Task to carry out » Print the entries verbatim, leaving out the images they contain.

Data supplied »

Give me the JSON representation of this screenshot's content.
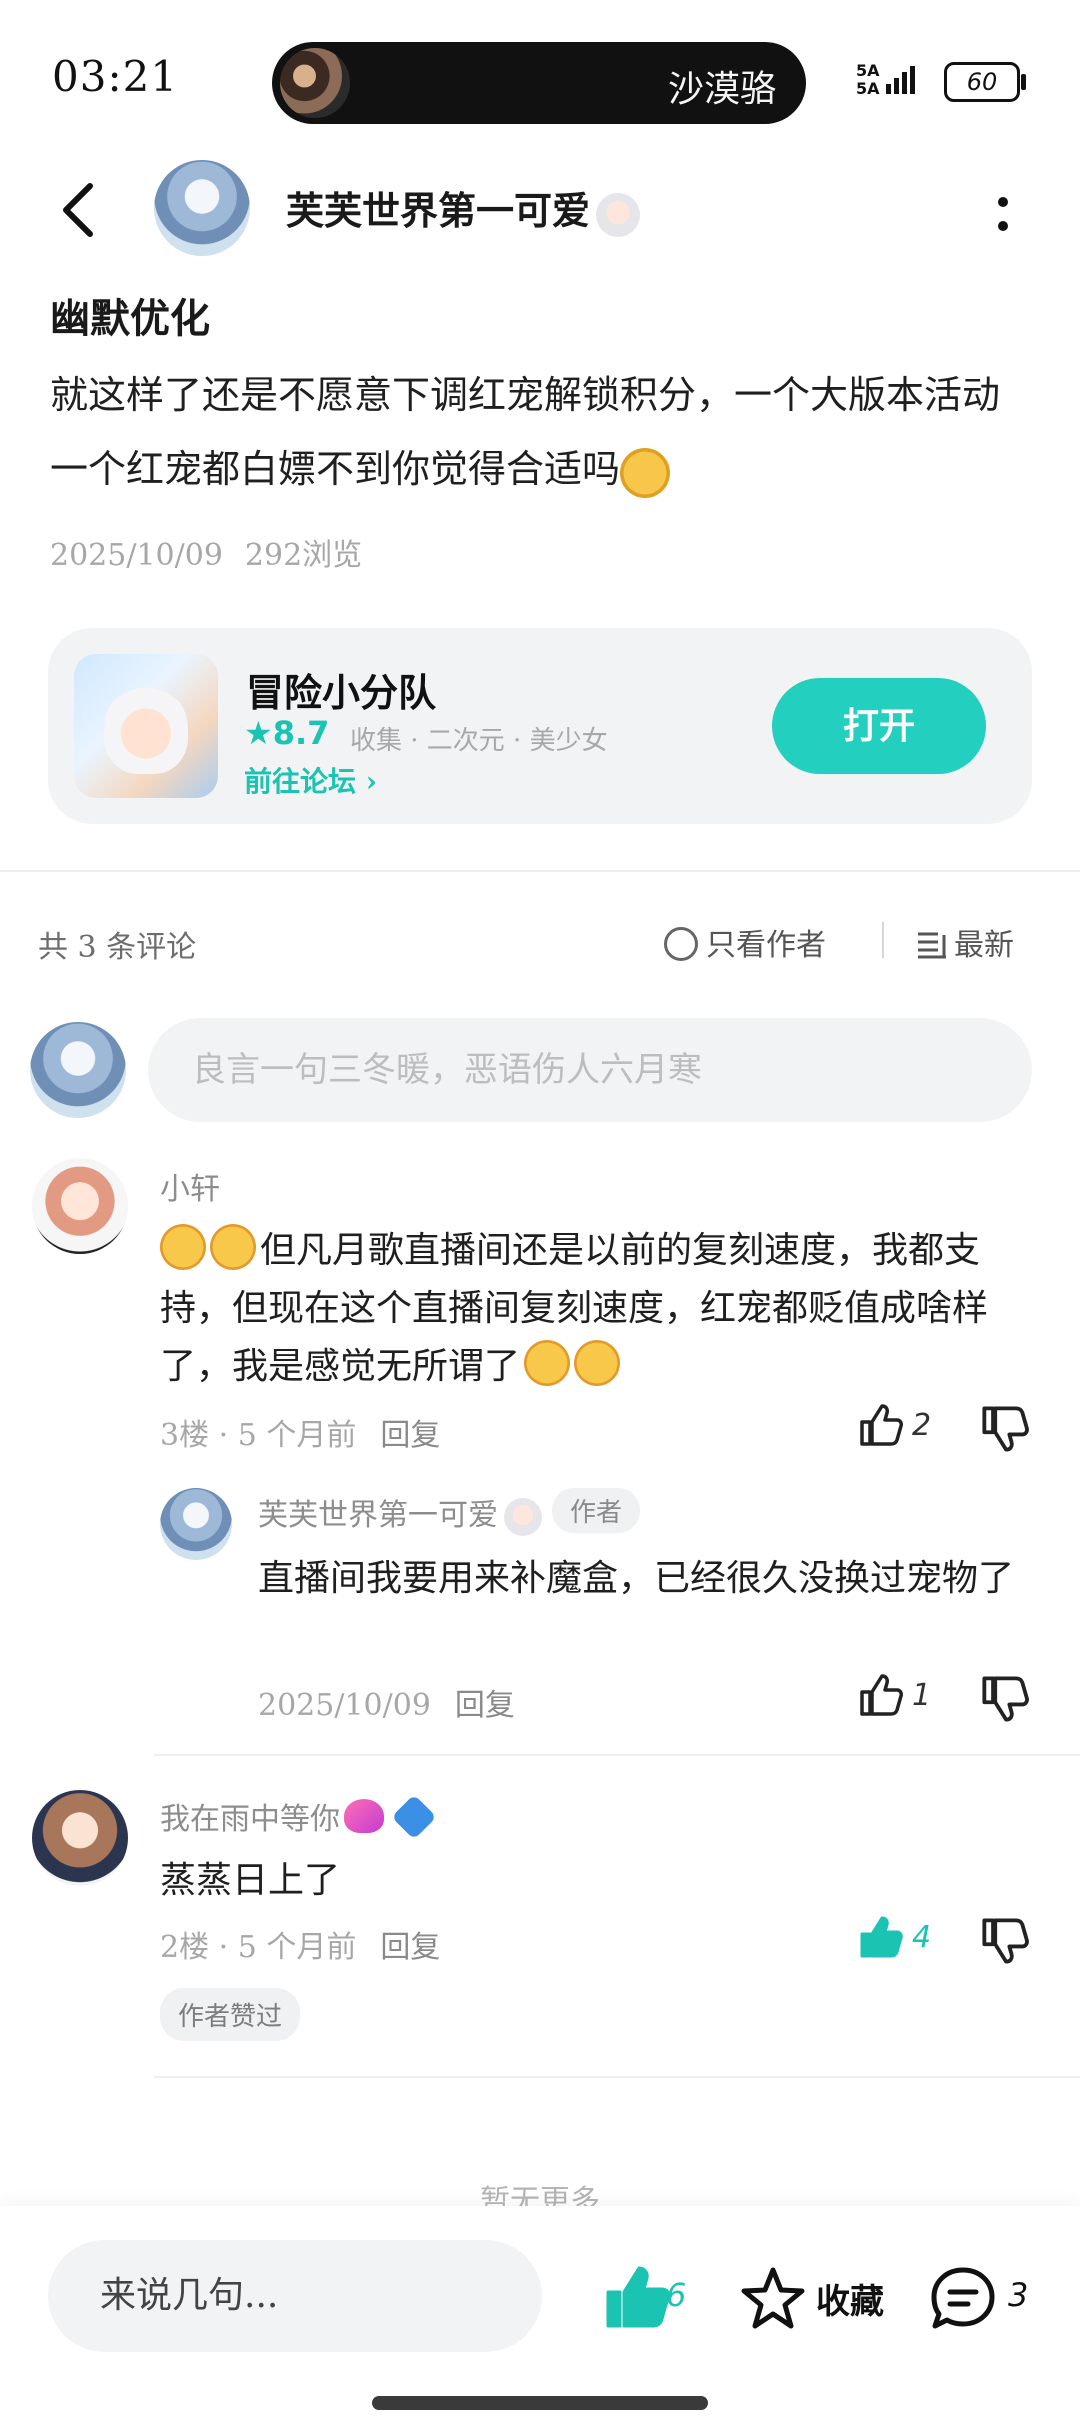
{
  "status_bar": {
    "time": "03:21",
    "now_playing": "沙漠骆",
    "network_label": "5A\n5A",
    "battery": "60"
  },
  "header": {
    "author_name": "芙芙世界第一可爱"
  },
  "post": {
    "title": "幽默优化",
    "body": "就这样了还是不愿意下调红宠解锁积分，一个大版本活动一个红宠都白嫖不到你觉得合适吗",
    "date": "2025/10/09",
    "views": "292浏览"
  },
  "game_card": {
    "name": "冒险小分队",
    "rating": "★8.7",
    "tags": "收集 · 二次元 · 美少女",
    "forum_link": "前往论坛 ›",
    "open_label": "打开"
  },
  "comments_header": {
    "count_label": "共 3 条评论",
    "author_only_label": "只看作者",
    "sort_label": "最新"
  },
  "comment_input": {
    "placeholder": "良言一句三冬暖，恶语伤人六月寒"
  },
  "comments": [
    {
      "name": "小轩",
      "text": "但凡月歌直播间还是以前的复刻速度，我都支持，但现在这个直播间复刻速度，红宠都贬值成啥样了，我是感觉无所谓了",
      "floor_time": "3楼 · 5 个月前",
      "reply_label": "回复",
      "likes": "2",
      "reply": {
        "name": "芙芙世界第一可爱",
        "tag": "作者",
        "text": "直播间我要用来补魔盒，已经很久没换过宠物了",
        "time": "2025/10/09",
        "reply_label": "回复",
        "likes": "1"
      }
    },
    {
      "name": "我在雨中等你",
      "text": "蒸蒸日上了",
      "floor_time": "2楼 · 5 个月前",
      "reply_label": "回复",
      "likes": "4",
      "liked_tag": "作者赞过"
    }
  ],
  "no_more": "暂无更多",
  "bottom_bar": {
    "input_label": "来说几句...",
    "like_count": "6",
    "favorite_label": "收藏",
    "comment_count": "3"
  },
  "colors": {
    "accent": "#23cfbe",
    "accent_text": "#1bc3b2",
    "muted": "#a7a7a7",
    "card_bg": "#f2f3f5"
  },
  "icons": [
    "back-icon",
    "more-icon",
    "star-icon",
    "chevron-right-icon",
    "radio-circle-icon",
    "sort-list-icon",
    "thumbs-up-icon",
    "thumbs-down-icon",
    "favorite-star-icon",
    "comment-bubble-icon"
  ]
}
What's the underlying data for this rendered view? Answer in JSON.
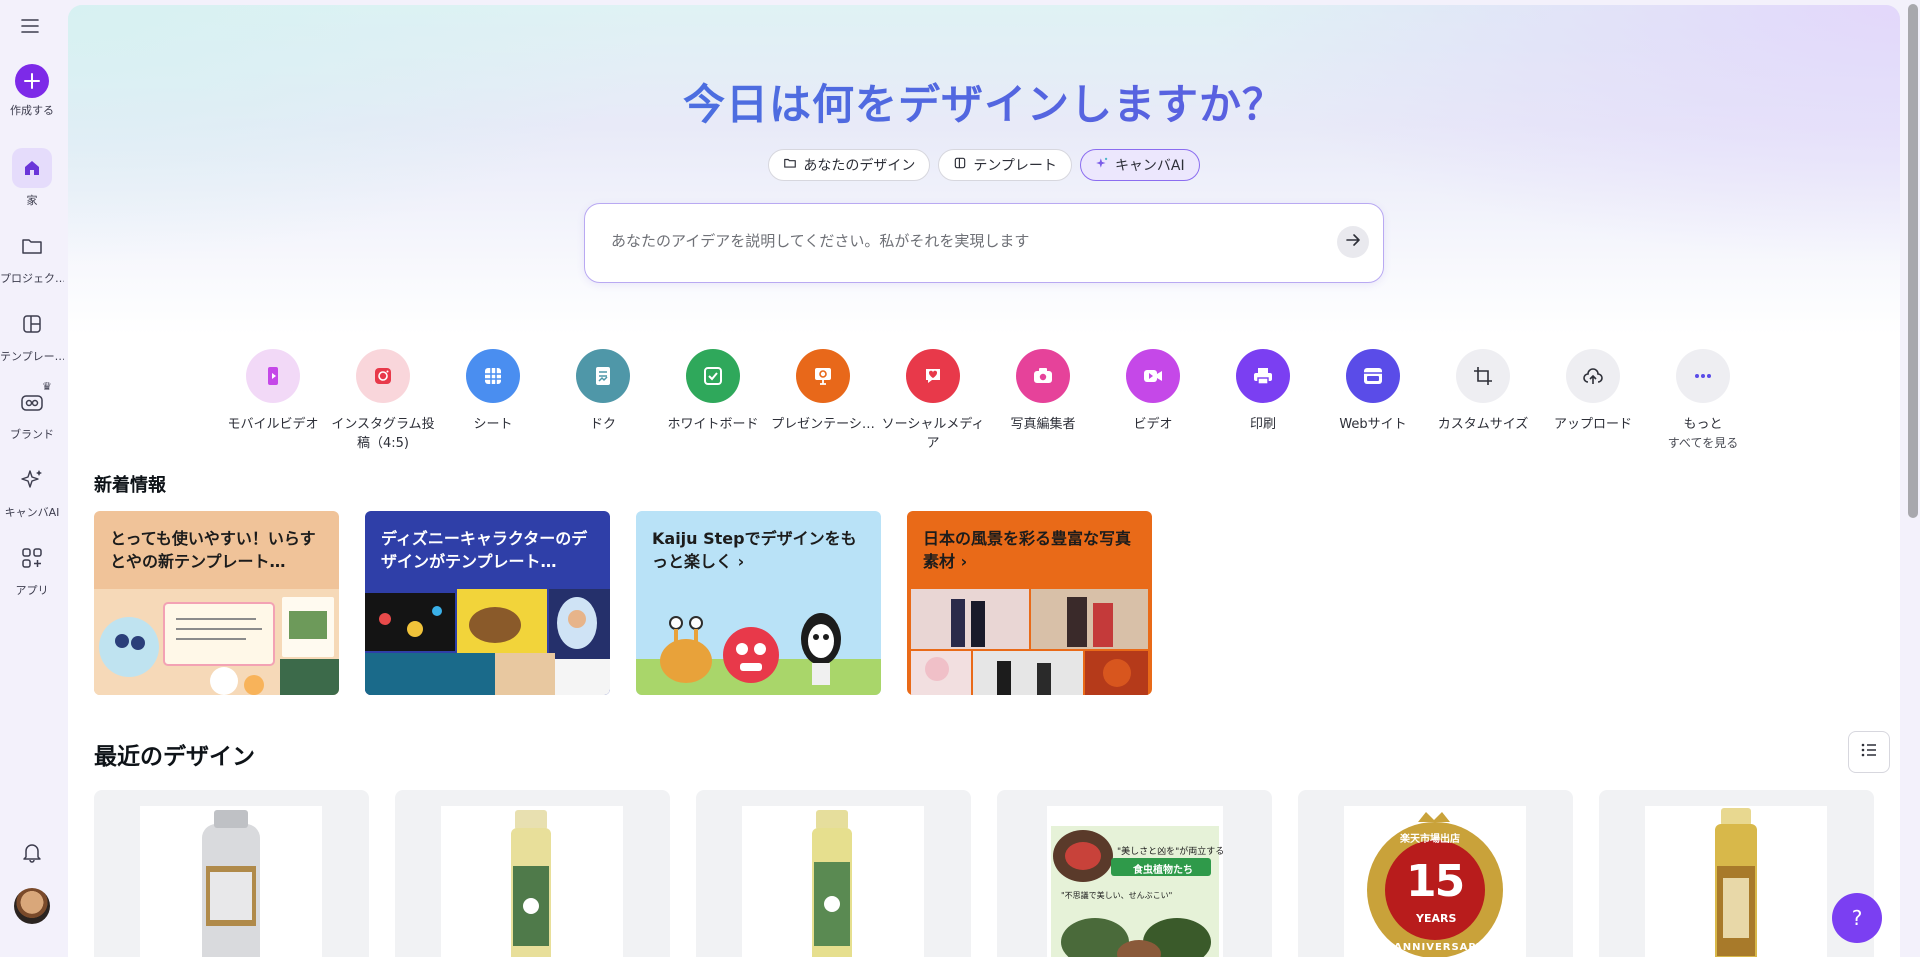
{
  "sidebar": {
    "create_label": "作成する",
    "items": [
      {
        "label": "家",
        "icon": "home-icon"
      },
      {
        "label": "プロジェク…",
        "icon": "folder-icon"
      },
      {
        "label": "テンプレー…",
        "icon": "template-icon"
      },
      {
        "label": "ブランド",
        "icon": "brand-icon"
      },
      {
        "label": "キャンバAI",
        "icon": "sparkle-icon"
      },
      {
        "label": "アプリ",
        "icon": "apps-icon"
      }
    ]
  },
  "hero": {
    "title": "今日は何をデザインしますか？",
    "chips": [
      {
        "label": "あなたのデザイン",
        "icon": "folder-icon"
      },
      {
        "label": "テンプレート",
        "icon": "template-icon"
      },
      {
        "label": "キャンバAI",
        "icon": "sparkle-icon"
      }
    ],
    "search_placeholder": "あなたのアイデアを説明してください。私がそれを実現します"
  },
  "categories": [
    {
      "label": "モバイルビデオ",
      "color": "#f2d9f7",
      "icon": "mobile-video-icon"
    },
    {
      "label": "インスタグラム投稿（4:5)",
      "color": "#f9d6db",
      "icon": "instagram-icon"
    },
    {
      "label": "シート",
      "color": "#4a8ef0",
      "icon": "sheet-icon"
    },
    {
      "label": "ドク",
      "color": "#4f97a8",
      "icon": "doc-icon"
    },
    {
      "label": "ホワイトボード",
      "color": "#2fa85b",
      "icon": "whiteboard-icon"
    },
    {
      "label": "プレゼンテーシ…",
      "color": "#e8681a",
      "icon": "presentation-icon"
    },
    {
      "label": "ソーシャルメディア",
      "color": "#e8394a",
      "icon": "social-media-icon"
    },
    {
      "label": "写真編集者",
      "color": "#e6429a",
      "icon": "camera-icon"
    },
    {
      "label": "ビデオ",
      "color": "#c548e8",
      "icon": "video-icon"
    },
    {
      "label": "印刷",
      "color": "#7b3ff2",
      "icon": "print-icon"
    },
    {
      "label": "Webサイト",
      "color": "#5a4ce8",
      "icon": "website-icon"
    },
    {
      "label": "カスタムサイズ",
      "color": "#eeeef2",
      "icon": "custom-size-icon"
    },
    {
      "label": "アップロード",
      "color": "#eeeef2",
      "icon": "upload-icon"
    },
    {
      "label": "もっと",
      "sub": "すべてを見る",
      "color": "#eeeef2",
      "icon": "more-icon"
    }
  ],
  "whats_new": {
    "title": "新着情報",
    "cards": [
      {
        "title": "とっても使いやすい！いらすとやの新テンプレート…",
        "bg": "#f0c399",
        "text_color": "#1c1c1c"
      },
      {
        "title": "ディズニーキャラクターのデザインがテンプレート…",
        "bg": "#2f3fa8",
        "text_color": "#ffffff"
      },
      {
        "title": "Kaiju Stepでデザインをもっと楽しく ›",
        "bg": "#b9e2f7",
        "text_color": "#1c1c1c"
      },
      {
        "title": "日本の風景を彩る豊富な写真素材 ›",
        "bg": "#e96a18",
        "text_color": "#1c1c1c"
      }
    ]
  },
  "recent": {
    "title": "最近のデザイン",
    "poster_lines": [
      "\"美しさと凶を\"が両立する",
      "食虫植物たち",
      "\"不思議で美しい、せんぶこい\""
    ],
    "badge": {
      "top": "楽天市場出店",
      "number": "15",
      "unit": "YEARS",
      "bottom": "ANNIVERSARY"
    }
  },
  "help_label": "?"
}
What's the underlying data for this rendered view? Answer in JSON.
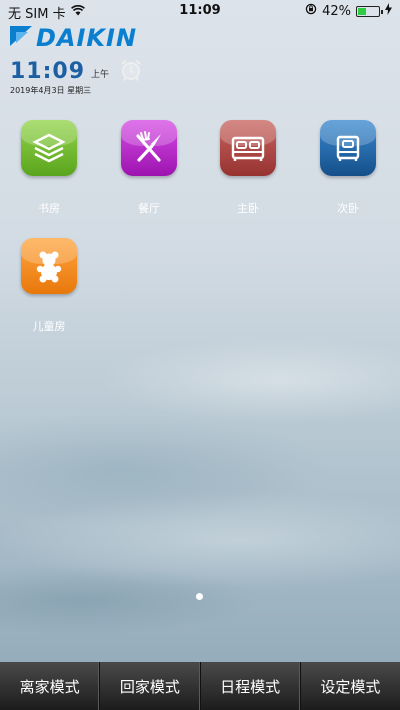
{
  "status_bar": {
    "carrier": "无 SIM 卡",
    "time": "11:09",
    "battery_percent": "42%",
    "battery_level": 0.42,
    "icons": [
      "wifi-icon",
      "rotation-lock-icon",
      "battery-icon",
      "charging-icon"
    ]
  },
  "header": {
    "brand": "DAIKIN",
    "clock_time": "11:09",
    "am_pm": "上午",
    "date": "2019年4月3日 星期三",
    "alarm_icon": "alarm-clock-icon"
  },
  "rooms": [
    {
      "label": "书房",
      "icon": "layers-icon",
      "color": "#6fbf2a"
    },
    {
      "label": "餐厅",
      "icon": "fork-knife-icon",
      "color": "#b51fc8"
    },
    {
      "label": "主卧",
      "icon": "double-bed-icon",
      "color": "#a8403c"
    },
    {
      "label": "次卧",
      "icon": "single-bed-icon",
      "color": "#1b65a6"
    },
    {
      "label": "儿童房",
      "icon": "teddy-bear-icon",
      "color": "#f08a16"
    }
  ],
  "pager": {
    "current_page": 1,
    "total_pages": 1
  },
  "bottom_bar": {
    "modes": [
      "离家模式",
      "回家模式",
      "日程模式",
      "设定模式"
    ]
  }
}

Reply »
Give me the JSON representation of this screenshot's content.
{
  "status_bar": {
    "time": "03:21",
    "now_playing": "沙漠骆",
    "network_label": "5A\n5A",
    "battery": "60"
  },
  "header": {
    "author_name": "芙芙世界第一可爱"
  },
  "post": {
    "title": "幽默优化",
    "body": "就这样了还是不愿意下调红宠解锁积分，一个大版本活动一个红宠都白嫖不到你觉得合适吗",
    "date": "2025/10/09",
    "views": "292浏览"
  },
  "game_card": {
    "name": "冒险小分队",
    "rating": "★8.7",
    "tags": "收集 · 二次元 · 美少女",
    "forum_link": "前往论坛 ›",
    "open_label": "打开"
  },
  "comments_header": {
    "count_label": "共 3 条评论",
    "author_only_label": "只看作者",
    "sort_label": "最新"
  },
  "comment_input": {
    "placeholder": "良言一句三冬暖，恶语伤人六月寒"
  },
  "comments": [
    {
      "name": "小轩",
      "text": "但凡月歌直播间还是以前的复刻速度，我都支持，但现在这个直播间复刻速度，红宠都贬值成啥样了，我是感觉无所谓了",
      "floor_time": "3楼 · 5 个月前",
      "reply_label": "回复",
      "likes": "2",
      "reply": {
        "name": "芙芙世界第一可爱",
        "tag": "作者",
        "text": "直播间我要用来补魔盒，已经很久没换过宠物了",
        "time": "2025/10/09",
        "reply_label": "回复",
        "likes": "1"
      }
    },
    {
      "name": "我在雨中等你",
      "text": "蒸蒸日上了",
      "floor_time": "2楼 · 5 个月前",
      "reply_label": "回复",
      "likes": "4",
      "liked_tag": "作者赞过"
    }
  ],
  "no_more": "暂无更多",
  "bottom_bar": {
    "input_label": "来说几句...",
    "like_count": "6",
    "favorite_label": "收藏",
    "comment_count": "3"
  },
  "colors": {
    "accent": "#23cfbe",
    "accent_text": "#1bc3b2",
    "muted": "#a7a7a7",
    "card_bg": "#f2f3f5"
  },
  "icons": [
    "back-icon",
    "more-icon",
    "star-icon",
    "chevron-right-icon",
    "radio-circle-icon",
    "sort-list-icon",
    "thumbs-up-icon",
    "thumbs-down-icon",
    "favorite-star-icon",
    "comment-bubble-icon"
  ]
}
What's the underlying data for this rendered view? Answer in JSON.
{
  "sidebar": {
    "create_label": "作成する",
    "items": [
      {
        "label": "家",
        "icon": "home-icon"
      },
      {
        "label": "プロジェク…",
        "icon": "folder-icon"
      },
      {
        "label": "テンプレー…",
        "icon": "template-icon"
      },
      {
        "label": "ブランド",
        "icon": "brand-icon"
      },
      {
        "label": "キャンバAI",
        "icon": "sparkle-icon"
      },
      {
        "label": "アプリ",
        "icon": "apps-icon"
      }
    ]
  },
  "hero": {
    "title": "今日は何をデザインしますか？",
    "chips": [
      {
        "label": "あなたのデザイン",
        "icon": "folder-icon"
      },
      {
        "label": "テンプレート",
        "icon": "template-icon"
      },
      {
        "label": "キャンバAI",
        "icon": "sparkle-icon"
      }
    ],
    "search_placeholder": "あなたのアイデアを説明してください。私がそれを実現します"
  },
  "categories": [
    {
      "label": "モバイルビデオ",
      "color": "#f2d9f7",
      "icon": "mobile-video-icon"
    },
    {
      "label": "インスタグラム投稿（4:5)",
      "color": "#f9d6db",
      "icon": "instagram-icon"
    },
    {
      "label": "シート",
      "color": "#4a8ef0",
      "icon": "sheet-icon"
    },
    {
      "label": "ドク",
      "color": "#4f97a8",
      "icon": "doc-icon"
    },
    {
      "label": "ホワイトボード",
      "color": "#2fa85b",
      "icon": "whiteboard-icon"
    },
    {
      "label": "プレゼンテーシ…",
      "color": "#e8681a",
      "icon": "presentation-icon"
    },
    {
      "label": "ソーシャルメディア",
      "color": "#e8394a",
      "icon": "social-media-icon"
    },
    {
      "label": "写真編集者",
      "color": "#e6429a",
      "icon": "camera-icon"
    },
    {
      "label": "ビデオ",
      "color": "#c548e8",
      "icon": "video-icon"
    },
    {
      "label": "印刷",
      "color": "#7b3ff2",
      "icon": "print-icon"
    },
    {
      "label": "Webサイト",
      "color": "#5a4ce8",
      "icon": "website-icon"
    },
    {
      "label": "カスタムサイズ",
      "color": "#eeeef2",
      "icon": "custom-size-icon"
    },
    {
      "label": "アップロード",
      "color": "#eeeef2",
      "icon": "upload-icon"
    },
    {
      "label": "もっと",
      "sub": "すべてを見る",
      "color": "#eeeef2",
      "icon": "more-icon"
    }
  ],
  "whats_new": {
    "title": "新着情報",
    "cards": [
      {
        "title": "とっても使いやすい！いらすとやの新テンプレート…",
        "bg": "#f0c399",
        "text_color": "#1c1c1c"
      },
      {
        "title": "ディズニーキャラクターのデザインがテンプレート…",
        "bg": "#2f3fa8",
        "text_color": "#ffffff"
      },
      {
        "title": "Kaiju Stepでデザインをもっと楽しく ›",
        "bg": "#b9e2f7",
        "text_color": "#1c1c1c"
      },
      {
        "title": "日本の風景を彩る豊富な写真素材 ›",
        "bg": "#e96a18",
        "text_color": "#1c1c1c"
      }
    ]
  },
  "recent": {
    "title": "最近のデザイン",
    "poster_lines": [
      "\"美しさと凶を\"が両立する",
      "食虫植物たち",
      "\"不思議で美しい、せんぶこい\""
    ],
    "badge": {
      "top": "楽天市場出店",
      "number": "15",
      "unit": "YEARS",
      "bottom": "ANNIVERSARY"
    }
  },
  "help_label": "?"
}
What's the underlying data for this rendered view? Answer in JSON.
{
  "status_bar": {
    "carrier": "无 SIM 卡",
    "time": "11:09",
    "battery_percent": "42%",
    "battery_level": 0.42,
    "icons": [
      "wifi-icon",
      "rotation-lock-icon",
      "battery-icon",
      "charging-icon"
    ]
  },
  "header": {
    "brand": "DAIKIN",
    "clock_time": "11:09",
    "am_pm": "上午",
    "date": "2019年4月3日 星期三",
    "alarm_icon": "alarm-clock-icon"
  },
  "rooms": [
    {
      "label": "书房",
      "icon": "layers-icon",
      "color": "#6fbf2a"
    },
    {
      "label": "餐厅",
      "icon": "fork-knife-icon",
      "color": "#b51fc8"
    },
    {
      "label": "主卧",
      "icon": "double-bed-icon",
      "color": "#a8403c"
    },
    {
      "label": "次卧",
      "icon": "single-bed-icon",
      "color": "#1b65a6"
    },
    {
      "label": "儿童房",
      "icon": "teddy-bear-icon",
      "color": "#f08a16"
    }
  ],
  "pager": {
    "current_page": 1,
    "total_pages": 1
  },
  "bottom_bar": {
    "modes": [
      "离家模式",
      "回家模式",
      "日程模式",
      "设定模式"
    ]
  }
}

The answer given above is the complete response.